• **TO DO**
Every record must appear in the response exactly as given.

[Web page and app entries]
------------------------------------------------------------

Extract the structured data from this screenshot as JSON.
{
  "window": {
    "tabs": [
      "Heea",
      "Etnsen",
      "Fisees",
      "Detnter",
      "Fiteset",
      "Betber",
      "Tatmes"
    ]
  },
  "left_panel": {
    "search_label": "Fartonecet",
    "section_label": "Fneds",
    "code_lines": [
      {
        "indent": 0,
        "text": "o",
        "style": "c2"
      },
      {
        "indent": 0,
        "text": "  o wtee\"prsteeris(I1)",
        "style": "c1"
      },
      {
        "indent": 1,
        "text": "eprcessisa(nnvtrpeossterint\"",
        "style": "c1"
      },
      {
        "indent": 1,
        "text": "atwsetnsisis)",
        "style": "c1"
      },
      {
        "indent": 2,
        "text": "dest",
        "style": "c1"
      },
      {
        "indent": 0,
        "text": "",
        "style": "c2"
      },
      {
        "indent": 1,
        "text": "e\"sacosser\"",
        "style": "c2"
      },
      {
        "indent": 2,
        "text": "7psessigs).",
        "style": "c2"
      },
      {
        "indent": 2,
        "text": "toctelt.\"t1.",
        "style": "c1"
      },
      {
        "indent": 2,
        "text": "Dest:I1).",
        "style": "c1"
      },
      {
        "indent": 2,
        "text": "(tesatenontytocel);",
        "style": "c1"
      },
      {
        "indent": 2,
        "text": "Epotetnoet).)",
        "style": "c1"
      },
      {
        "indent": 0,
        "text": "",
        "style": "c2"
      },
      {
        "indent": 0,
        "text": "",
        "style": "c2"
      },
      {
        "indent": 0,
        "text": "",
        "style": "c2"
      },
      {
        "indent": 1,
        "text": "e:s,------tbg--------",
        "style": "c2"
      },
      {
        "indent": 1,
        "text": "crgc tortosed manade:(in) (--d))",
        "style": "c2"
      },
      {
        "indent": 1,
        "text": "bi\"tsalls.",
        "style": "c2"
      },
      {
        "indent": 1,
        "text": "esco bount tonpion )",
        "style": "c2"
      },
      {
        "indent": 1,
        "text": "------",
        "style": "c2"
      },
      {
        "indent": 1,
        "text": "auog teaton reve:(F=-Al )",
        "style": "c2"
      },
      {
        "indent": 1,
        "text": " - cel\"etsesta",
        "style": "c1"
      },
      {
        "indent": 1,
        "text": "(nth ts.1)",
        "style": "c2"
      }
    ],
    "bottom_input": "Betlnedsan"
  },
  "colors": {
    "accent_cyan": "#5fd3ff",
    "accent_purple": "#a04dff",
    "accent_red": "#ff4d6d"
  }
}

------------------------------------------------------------

• **RESULT OF THE TASK**
Extract the structured data from this screenshot as JSON.
{
  "window": {
    "tabs": [
      "Heea",
      "Etnsen",
      "Fisees",
      "Detnter",
      "Fiteset",
      "Betber",
      "Tatmes"
    ]
  },
  "left_panel": {
    "search_label": "Fartonecet",
    "section_label": "Fneds",
    "code_lines": [
      {
        "indent": 0,
        "text": "o",
        "style": "c2"
      },
      {
        "indent": 0,
        "text": "  o wtee\"prsteeris(I1)",
        "style": "c1"
      },
      {
        "indent": 1,
        "text": "eprcessisa(nnvtrpeossterint\"",
        "style": "c1"
      },
      {
        "indent": 1,
        "text": "atwsetnsisis)",
        "style": "c1"
      },
      {
        "indent": 2,
        "text": "dest",
        "style": "c1"
      },
      {
        "indent": 0,
        "text": "",
        "style": "c2"
      },
      {
        "indent": 1,
        "text": "e\"sacosser\"",
        "style": "c2"
      },
      {
        "indent": 2,
        "text": "7psessigs).",
        "style": "c2"
      },
      {
        "indent": 2,
        "text": "toctelt.\"t1.",
        "style": "c1"
      },
      {
        "indent": 2,
        "text": "Dest:I1).",
        "style": "c1"
      },
      {
        "indent": 2,
        "text": "(tesatenontytocel);",
        "style": "c1"
      },
      {
        "indent": 2,
        "text": "Epotetnoet).)",
        "style": "c1"
      },
      {
        "indent": 0,
        "text": "",
        "style": "c2"
      },
      {
        "indent": 0,
        "text": "",
        "style": "c2"
      },
      {
        "indent": 0,
        "text": "",
        "style": "c2"
      },
      {
        "indent": 1,
        "text": "e:s,------tbg--------",
        "style": "c2"
      },
      {
        "indent": 1,
        "text": "crgc tortosed manade:(in) (--d))",
        "style": "c2"
      },
      {
        "indent": 1,
        "text": "bi\"tsalls.",
        "style": "c2"
      },
      {
        "indent": 1,
        "text": "esco bount tonpion )",
        "style": "c2"
      },
      {
        "indent": 1,
        "text": "------",
        "style": "c2"
      },
      {
        "indent": 1,
        "text": "auog teaton reve:(F=-Al )",
        "style": "c2"
      },
      {
        "indent": 1,
        "text": " - cel\"etsesta",
        "style": "c1"
      },
      {
        "indent": 1,
        "text": "(nth ts.1)",
        "style": "c2"
      }
    ],
    "bottom_input": "Betlnedsan"
  },
  "colors": {
    "accent_cyan": "#5fd3ff",
    "accent_purple": "#a04dff",
    "accent_red": "#ff4d6d"
  }
}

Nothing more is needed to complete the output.